Jim let his gaze drop and scan the space between the two horses. The pile remained—it had barely broken the snow’s skin last winter, but now the hub of boulders threw its lumpy shadow across the west half of the Medicine Wheel, and the rows of rocks that spoked out from it completed a perfect circle around them.

“Who Hunts the Devil,” Grandpa said quietly.

Jim nodded. “The Old One.”

The wind blew dry and hot, and Jim licked his parched lips as Grandpa’s blunt French and Plains Cree accent rolled the words out slow and even, “He was restless in those days. But now … just silence.” The old man swung his mount round until the two horses and their riders faced each other. Grandpa’s weathered face looked troubled. “I’m thinking he might be gone, you know.”

Jim’s gaze flicked away, uneasily studied the prairie beyond. The sun’s light was crimson behind a curtain of dust raised by the Johnsons’ combines.

Grandpa continued, “Could be good for wheat, this section.…”

The boy spoke slowly. “But that’d mean plowing all this up—the Medicine Wheel, the tepee rings—”

“So it would. The old times have passed, goes my thinking. Your dad, well, soon he’ll be taking over things, and that’s the way it should be.”

Jim slumped farther in his saddle, still staring at the sunset. Dad didn’t like being called Métis, always said he was three-quarters white and that was good enough and he didn’t show his Indian blood besides.

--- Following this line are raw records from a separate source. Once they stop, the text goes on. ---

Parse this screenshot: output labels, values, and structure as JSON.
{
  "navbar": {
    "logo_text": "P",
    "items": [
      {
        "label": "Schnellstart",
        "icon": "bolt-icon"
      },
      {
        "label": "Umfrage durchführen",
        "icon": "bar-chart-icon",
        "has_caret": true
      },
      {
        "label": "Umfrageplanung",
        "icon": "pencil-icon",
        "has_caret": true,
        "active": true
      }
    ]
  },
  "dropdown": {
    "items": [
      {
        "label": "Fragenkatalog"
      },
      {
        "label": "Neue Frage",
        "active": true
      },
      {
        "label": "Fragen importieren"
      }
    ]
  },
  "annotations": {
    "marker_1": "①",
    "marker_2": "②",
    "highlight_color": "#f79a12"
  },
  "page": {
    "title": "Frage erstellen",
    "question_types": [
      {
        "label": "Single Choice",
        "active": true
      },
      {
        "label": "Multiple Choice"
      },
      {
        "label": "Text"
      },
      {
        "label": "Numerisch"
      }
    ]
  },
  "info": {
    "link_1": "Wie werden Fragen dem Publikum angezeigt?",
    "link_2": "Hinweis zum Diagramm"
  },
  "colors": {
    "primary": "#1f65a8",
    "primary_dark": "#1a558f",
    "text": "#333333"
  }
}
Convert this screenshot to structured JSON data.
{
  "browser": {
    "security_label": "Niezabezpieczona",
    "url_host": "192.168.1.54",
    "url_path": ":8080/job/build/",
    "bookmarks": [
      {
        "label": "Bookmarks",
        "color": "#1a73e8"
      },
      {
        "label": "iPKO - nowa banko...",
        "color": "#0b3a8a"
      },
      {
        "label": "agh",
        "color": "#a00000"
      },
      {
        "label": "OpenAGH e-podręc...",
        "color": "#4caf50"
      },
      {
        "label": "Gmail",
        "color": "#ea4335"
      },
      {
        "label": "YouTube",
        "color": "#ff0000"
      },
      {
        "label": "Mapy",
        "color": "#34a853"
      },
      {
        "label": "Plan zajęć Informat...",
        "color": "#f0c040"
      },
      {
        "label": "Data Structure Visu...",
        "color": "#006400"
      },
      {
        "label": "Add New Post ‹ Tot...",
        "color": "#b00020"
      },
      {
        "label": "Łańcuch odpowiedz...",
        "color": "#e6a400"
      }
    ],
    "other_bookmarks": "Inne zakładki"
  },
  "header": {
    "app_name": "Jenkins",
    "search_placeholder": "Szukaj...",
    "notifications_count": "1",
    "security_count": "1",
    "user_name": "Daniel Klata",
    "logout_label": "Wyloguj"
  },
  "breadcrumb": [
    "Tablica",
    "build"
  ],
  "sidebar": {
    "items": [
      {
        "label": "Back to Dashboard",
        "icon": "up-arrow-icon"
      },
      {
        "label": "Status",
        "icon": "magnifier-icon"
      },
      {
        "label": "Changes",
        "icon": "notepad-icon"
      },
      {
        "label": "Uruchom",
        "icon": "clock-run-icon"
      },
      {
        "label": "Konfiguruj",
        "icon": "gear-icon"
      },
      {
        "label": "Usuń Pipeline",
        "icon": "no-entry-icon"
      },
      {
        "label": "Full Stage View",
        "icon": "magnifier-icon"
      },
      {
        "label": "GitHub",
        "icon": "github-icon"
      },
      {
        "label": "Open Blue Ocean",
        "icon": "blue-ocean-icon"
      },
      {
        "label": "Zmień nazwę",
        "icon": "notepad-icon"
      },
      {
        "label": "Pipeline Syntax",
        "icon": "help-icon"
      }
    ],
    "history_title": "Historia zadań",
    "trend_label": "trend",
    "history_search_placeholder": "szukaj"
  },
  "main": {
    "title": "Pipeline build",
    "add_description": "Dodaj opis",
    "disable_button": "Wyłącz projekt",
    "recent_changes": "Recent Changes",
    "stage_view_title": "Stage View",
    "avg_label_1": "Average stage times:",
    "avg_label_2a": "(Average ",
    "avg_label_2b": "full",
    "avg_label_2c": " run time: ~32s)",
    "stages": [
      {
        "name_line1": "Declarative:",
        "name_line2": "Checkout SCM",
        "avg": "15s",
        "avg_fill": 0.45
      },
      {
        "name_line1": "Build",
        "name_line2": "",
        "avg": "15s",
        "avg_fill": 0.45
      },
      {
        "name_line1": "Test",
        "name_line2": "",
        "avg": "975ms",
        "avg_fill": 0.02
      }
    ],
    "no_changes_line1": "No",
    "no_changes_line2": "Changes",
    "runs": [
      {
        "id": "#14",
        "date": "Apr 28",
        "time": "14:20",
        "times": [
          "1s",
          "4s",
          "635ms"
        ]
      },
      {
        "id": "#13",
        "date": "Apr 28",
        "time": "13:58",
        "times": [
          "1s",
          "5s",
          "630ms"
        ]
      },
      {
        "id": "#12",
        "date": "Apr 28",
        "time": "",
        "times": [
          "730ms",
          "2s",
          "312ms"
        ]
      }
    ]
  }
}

Jim’s own blood was even thinner, but his grandfather’s stories had woken things in him, deep down inside. The boy cleared his throat. “Where did your grandpa meet Sitting Bull again?”

The old man smiled. “You know.”

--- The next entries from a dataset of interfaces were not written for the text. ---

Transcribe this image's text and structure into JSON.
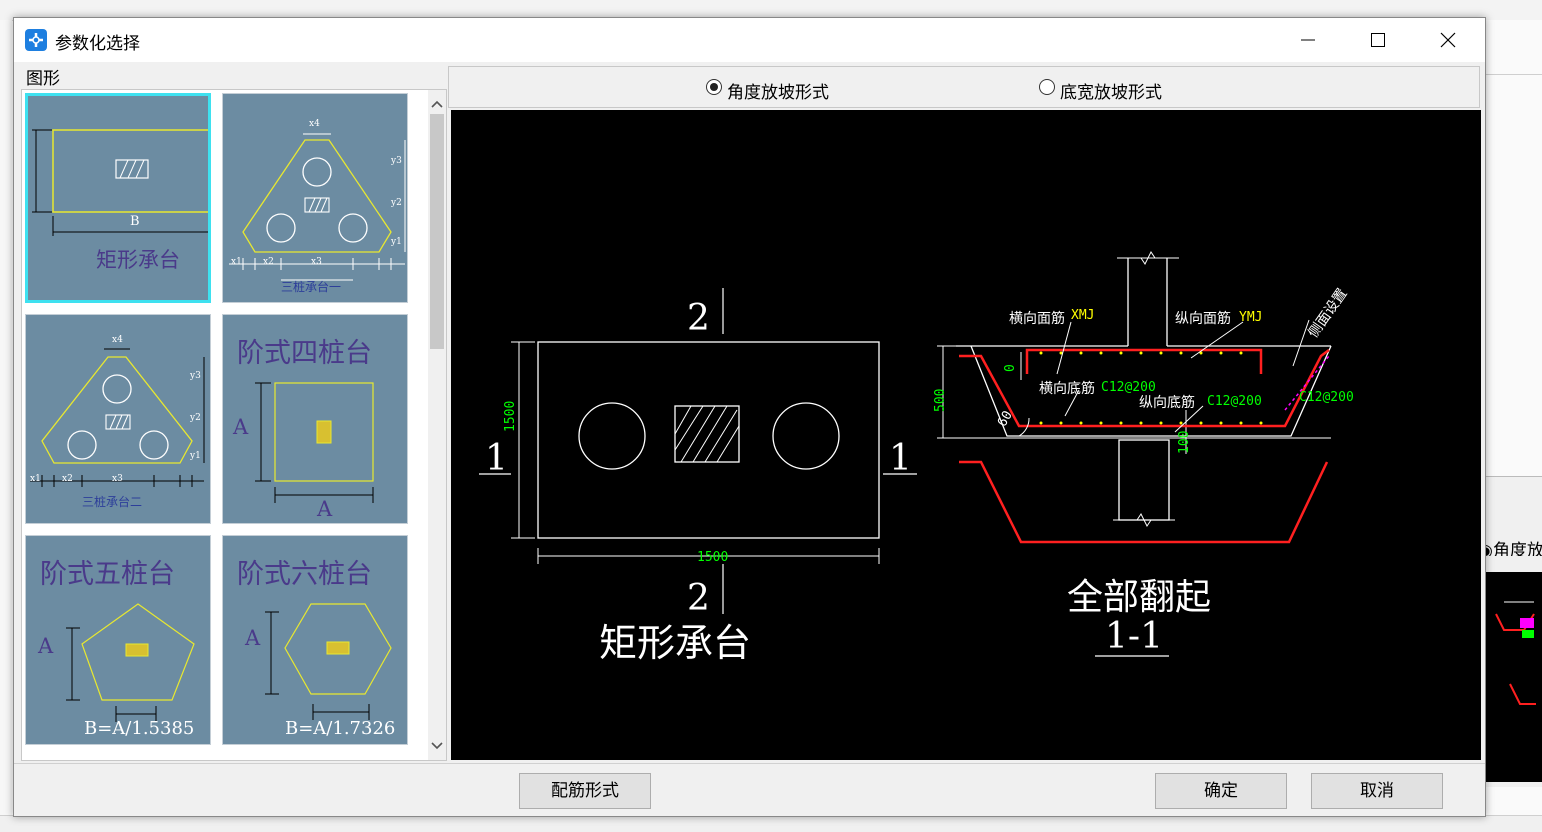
{
  "window": {
    "title": "参数化选择"
  },
  "left_panel": {
    "group_label": "图形",
    "tiles": [
      {
        "label": "矩形承台",
        "dim_label": "B",
        "selected": true
      },
      {
        "label": "三桩承台一",
        "dims": {
          "top": "x4",
          "v1": "y3",
          "v2": "y2",
          "v3": "y1",
          "b1": "x1",
          "b2": "x2",
          "b3": "x3"
        }
      },
      {
        "label": "三桩承台二",
        "dims": {
          "top": "x4",
          "v1": "y3",
          "v2": "y2",
          "v3": "y1",
          "b1": "x1",
          "b2": "x2",
          "b3": "x3"
        }
      },
      {
        "label": "阶式四桩台",
        "dim_a_left": "A",
        "dim_a_bottom": "A"
      },
      {
        "label": "阶式五桩台",
        "dim_a": "A",
        "formula": "B=A/1.5385"
      },
      {
        "label": "阶式六桩台",
        "dim_a": "A",
        "formula": "B=A/1.7326"
      }
    ]
  },
  "options": {
    "radio_angle": {
      "label": "角度放坡形式",
      "checked": true
    },
    "radio_width": {
      "label": "底宽放坡形式",
      "checked": false
    }
  },
  "preview": {
    "plan": {
      "title": "矩形承台",
      "width_dim": "1500",
      "height_dim": "1500",
      "section_mark_h": "1",
      "section_mark_v": "2"
    },
    "section": {
      "title": "全部翻起",
      "label": "1-1",
      "top_transverse": "横向面筋",
      "top_transverse_code": "XMJ",
      "top_longitudinal": "纵向面筋",
      "top_longitudinal_code": "YMJ",
      "bottom_transverse": "横向底筋",
      "bottom_transverse_spec": "C12@200",
      "bottom_longitudinal": "纵向底筋",
      "bottom_longitudinal_spec": "C12@200",
      "side_spec": "C12@200",
      "side_note": "侧面设置",
      "height_dim": "500",
      "cover_dim": "0",
      "bottom_cover": "100",
      "angle": "60"
    }
  },
  "buttons": {
    "rebar_form": "配筋形式",
    "ok": "确定",
    "cancel": "取消"
  },
  "background": {
    "mini_radio_label": "角度放"
  }
}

“Wood Mountain. He’d just come up after killing Custer. He was on the run, and the Redcoats were on their way from the East, only they were weeks away still.”

“And that’s when—?”

“Sitting Bull gave your grandpa his rifle. A gift, because your grandpa spoke wise words—”

BOOK: The Devil Delivered and Other Tales
4.87Mb size Format: txt, pdf, ePub

Other books

Beneath the Bonfire by Nickolas Butler
Shadow of a Doubt by Carolyn Keene
Blood of a Mermaid by Katie O'Sullivan
Mad Dog by Dandi Daley Mackall
Her Majesty by Robert Hardman
Foursome by Jeremiah Healy
Melting the Ice by Jaci Burton
Once Upon a Christmas Eve by Christine Flynn
Walking with Abel by Anna Badkhen